When you copy the records, keep every word exact and leave the pictures out.

BEGIN DATASET EXTRACT

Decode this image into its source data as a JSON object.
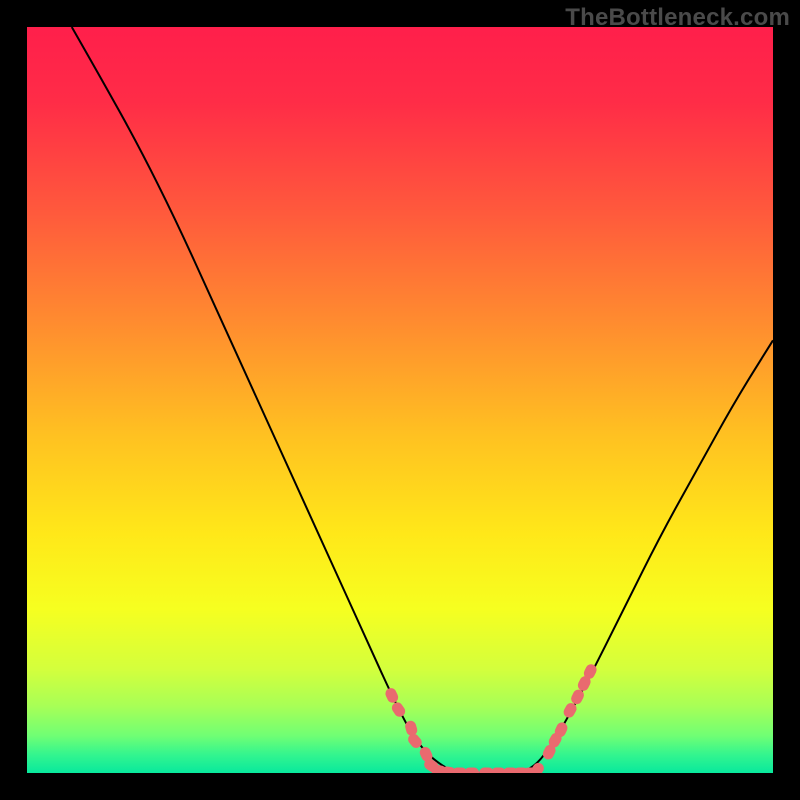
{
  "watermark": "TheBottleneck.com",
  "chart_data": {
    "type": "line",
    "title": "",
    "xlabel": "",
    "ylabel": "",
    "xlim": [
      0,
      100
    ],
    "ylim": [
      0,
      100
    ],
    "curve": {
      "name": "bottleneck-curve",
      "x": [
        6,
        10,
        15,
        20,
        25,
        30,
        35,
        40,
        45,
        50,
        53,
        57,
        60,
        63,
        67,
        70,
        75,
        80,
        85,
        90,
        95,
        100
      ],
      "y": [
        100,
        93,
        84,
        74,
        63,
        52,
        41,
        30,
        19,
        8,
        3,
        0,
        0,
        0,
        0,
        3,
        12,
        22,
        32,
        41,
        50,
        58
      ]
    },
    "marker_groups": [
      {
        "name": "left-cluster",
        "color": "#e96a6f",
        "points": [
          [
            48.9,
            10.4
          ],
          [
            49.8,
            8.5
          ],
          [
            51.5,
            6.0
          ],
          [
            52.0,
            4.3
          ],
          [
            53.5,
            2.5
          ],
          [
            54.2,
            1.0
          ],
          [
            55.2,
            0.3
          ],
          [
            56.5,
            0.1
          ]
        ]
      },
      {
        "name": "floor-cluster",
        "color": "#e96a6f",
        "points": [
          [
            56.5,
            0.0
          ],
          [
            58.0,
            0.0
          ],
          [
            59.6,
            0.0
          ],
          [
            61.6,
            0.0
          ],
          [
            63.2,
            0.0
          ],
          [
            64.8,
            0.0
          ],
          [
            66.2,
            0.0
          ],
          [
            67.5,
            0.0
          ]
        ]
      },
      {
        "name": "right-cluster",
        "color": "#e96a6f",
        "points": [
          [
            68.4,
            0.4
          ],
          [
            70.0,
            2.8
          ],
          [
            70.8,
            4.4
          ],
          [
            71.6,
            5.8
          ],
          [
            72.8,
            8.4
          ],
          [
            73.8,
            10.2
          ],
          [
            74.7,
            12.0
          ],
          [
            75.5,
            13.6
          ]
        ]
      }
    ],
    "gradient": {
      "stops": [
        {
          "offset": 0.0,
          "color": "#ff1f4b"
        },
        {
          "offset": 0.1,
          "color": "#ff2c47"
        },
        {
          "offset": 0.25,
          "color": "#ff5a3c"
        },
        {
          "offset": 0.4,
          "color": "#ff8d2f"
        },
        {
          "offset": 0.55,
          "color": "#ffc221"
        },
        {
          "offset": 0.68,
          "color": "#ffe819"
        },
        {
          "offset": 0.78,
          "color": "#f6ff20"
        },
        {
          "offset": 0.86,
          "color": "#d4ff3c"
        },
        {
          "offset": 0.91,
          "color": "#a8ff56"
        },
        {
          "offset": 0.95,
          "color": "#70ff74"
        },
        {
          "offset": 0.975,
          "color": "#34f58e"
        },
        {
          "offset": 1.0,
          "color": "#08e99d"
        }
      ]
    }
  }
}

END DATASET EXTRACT

→ **SOLUTION TO THIS PROBLEM**:
Decode this image into its source data as a JSON object.
{
  "watermark": "TheBottleneck.com",
  "chart_data": {
    "type": "line",
    "title": "",
    "xlabel": "",
    "ylabel": "",
    "xlim": [
      0,
      100
    ],
    "ylim": [
      0,
      100
    ],
    "curve": {
      "name": "bottleneck-curve",
      "x": [
        6,
        10,
        15,
        20,
        25,
        30,
        35,
        40,
        45,
        50,
        53,
        57,
        60,
        63,
        67,
        70,
        75,
        80,
        85,
        90,
        95,
        100
      ],
      "y": [
        100,
        93,
        84,
        74,
        63,
        52,
        41,
        30,
        19,
        8,
        3,
        0,
        0,
        0,
        0,
        3,
        12,
        22,
        32,
        41,
        50,
        58
      ]
    },
    "marker_groups": [
      {
        "name": "left-cluster",
        "color": "#e96a6f",
        "points": [
          [
            48.9,
            10.4
          ],
          [
            49.8,
            8.5
          ],
          [
            51.5,
            6.0
          ],
          [
            52.0,
            4.3
          ],
          [
            53.5,
            2.5
          ],
          [
            54.2,
            1.0
          ],
          [
            55.2,
            0.3
          ],
          [
            56.5,
            0.1
          ]
        ]
      },
      {
        "name": "floor-cluster",
        "color": "#e96a6f",
        "points": [
          [
            56.5,
            0.0
          ],
          [
            58.0,
            0.0
          ],
          [
            59.6,
            0.0
          ],
          [
            61.6,
            0.0
          ],
          [
            63.2,
            0.0
          ],
          [
            64.8,
            0.0
          ],
          [
            66.2,
            0.0
          ],
          [
            67.5,
            0.0
          ]
        ]
      },
      {
        "name": "right-cluster",
        "color": "#e96a6f",
        "points": [
          [
            68.4,
            0.4
          ],
          [
            70.0,
            2.8
          ],
          [
            70.8,
            4.4
          ],
          [
            71.6,
            5.8
          ],
          [
            72.8,
            8.4
          ],
          [
            73.8,
            10.2
          ],
          [
            74.7,
            12.0
          ],
          [
            75.5,
            13.6
          ]
        ]
      }
    ],
    "gradient": {
      "stops": [
        {
          "offset": 0.0,
          "color": "#ff1f4b"
        },
        {
          "offset": 0.1,
          "color": "#ff2c47"
        },
        {
          "offset": 0.25,
          "color": "#ff5a3c"
        },
        {
          "offset": 0.4,
          "color": "#ff8d2f"
        },
        {
          "offset": 0.55,
          "color": "#ffc221"
        },
        {
          "offset": 0.68,
          "color": "#ffe819"
        },
        {
          "offset": 0.78,
          "color": "#f6ff20"
        },
        {
          "offset": 0.86,
          "color": "#d4ff3c"
        },
        {
          "offset": 0.91,
          "color": "#a8ff56"
        },
        {
          "offset": 0.95,
          "color": "#70ff74"
        },
        {
          "offset": 0.975,
          "color": "#34f58e"
        },
        {
          "offset": 1.0,
          "color": "#08e99d"
        }
      ]
    }
  }
}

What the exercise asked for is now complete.